◆ Goal of the exercise
Nothing in the data should be left out, so repeat it all exactly.
Start of Stored data
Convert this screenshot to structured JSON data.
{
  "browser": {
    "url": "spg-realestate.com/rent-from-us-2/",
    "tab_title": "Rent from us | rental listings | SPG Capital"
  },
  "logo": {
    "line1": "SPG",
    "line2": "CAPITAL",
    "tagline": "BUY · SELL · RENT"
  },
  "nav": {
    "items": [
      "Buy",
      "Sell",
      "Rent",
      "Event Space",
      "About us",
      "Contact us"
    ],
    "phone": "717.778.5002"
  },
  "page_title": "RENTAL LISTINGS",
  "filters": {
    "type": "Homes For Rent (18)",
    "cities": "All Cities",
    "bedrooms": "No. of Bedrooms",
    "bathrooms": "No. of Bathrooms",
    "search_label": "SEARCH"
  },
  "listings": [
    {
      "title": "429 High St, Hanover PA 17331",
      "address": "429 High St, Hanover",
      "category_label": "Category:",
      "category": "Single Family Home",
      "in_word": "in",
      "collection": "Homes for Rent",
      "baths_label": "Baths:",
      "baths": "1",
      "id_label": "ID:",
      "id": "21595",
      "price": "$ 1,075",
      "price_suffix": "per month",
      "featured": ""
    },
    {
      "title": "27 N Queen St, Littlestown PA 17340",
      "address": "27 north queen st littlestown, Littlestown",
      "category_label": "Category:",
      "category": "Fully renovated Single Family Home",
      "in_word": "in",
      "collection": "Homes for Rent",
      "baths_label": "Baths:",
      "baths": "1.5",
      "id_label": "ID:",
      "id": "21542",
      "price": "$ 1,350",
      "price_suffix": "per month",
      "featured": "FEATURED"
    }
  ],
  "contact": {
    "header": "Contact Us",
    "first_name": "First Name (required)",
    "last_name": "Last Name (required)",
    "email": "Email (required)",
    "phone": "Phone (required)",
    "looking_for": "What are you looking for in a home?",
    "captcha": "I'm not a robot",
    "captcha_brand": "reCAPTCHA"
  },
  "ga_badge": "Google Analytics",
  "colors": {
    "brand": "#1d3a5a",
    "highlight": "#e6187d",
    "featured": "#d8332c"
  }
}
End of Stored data
◆ Exercise result
Convert this screenshot to structured JSON data.
{
  "browser": {
    "url": "spg-realestate.com/rent-from-us-2/",
    "tab_title": "Rent from us | rental listings | SPG Capital"
  },
  "logo": {
    "line1": "SPG",
    "line2": "CAPITAL",
    "tagline": "BUY · SELL · RENT"
  },
  "nav": {
    "items": [
      "Buy",
      "Sell",
      "Rent",
      "Event Space",
      "About us",
      "Contact us"
    ],
    "phone": "717.778.5002"
  },
  "page_title": "RENTAL LISTINGS",
  "filters": {
    "type": "Homes For Rent (18)",
    "cities": "All Cities",
    "bedrooms": "No. of Bedrooms",
    "bathrooms": "No. of Bathrooms",
    "search_label": "SEARCH"
  },
  "listings": [
    {
      "title": "429 High St, Hanover PA 17331",
      "address": "429 High St, Hanover",
      "category_label": "Category:",
      "category": "Single Family Home",
      "in_word": "in",
      "collection": "Homes for Rent",
      "baths_label": "Baths:",
      "baths": "1",
      "id_label": "ID:",
      "id": "21595",
      "price": "$ 1,075",
      "price_suffix": "per month",
      "featured": ""
    },
    {
      "title": "27 N Queen St, Littlestown PA 17340",
      "address": "27 north queen st littlestown, Littlestown",
      "category_label": "Category:",
      "category": "Fully renovated Single Family Home",
      "in_word": "in",
      "collection": "Homes for Rent",
      "baths_label": "Baths:",
      "baths": "1.5",
      "id_label": "ID:",
      "id": "21542",
      "price": "$ 1,350",
      "price_suffix": "per month",
      "featured": "FEATURED"
    }
  ],
  "contact": {
    "header": "Contact Us",
    "first_name": "First Name (required)",
    "last_name": "Last Name (required)",
    "email": "Email (required)",
    "phone": "Phone (required)",
    "looking_for": "What are you looking for in a home?",
    "captcha": "I'm not a robot",
    "captcha_brand": "reCAPTCHA"
  },
  "ga_badge": "Google Analytics",
  "colors": {
    "brand": "#1d3a5a",
    "highlight": "#e6187d",
    "featured": "#d8332c"
  }
}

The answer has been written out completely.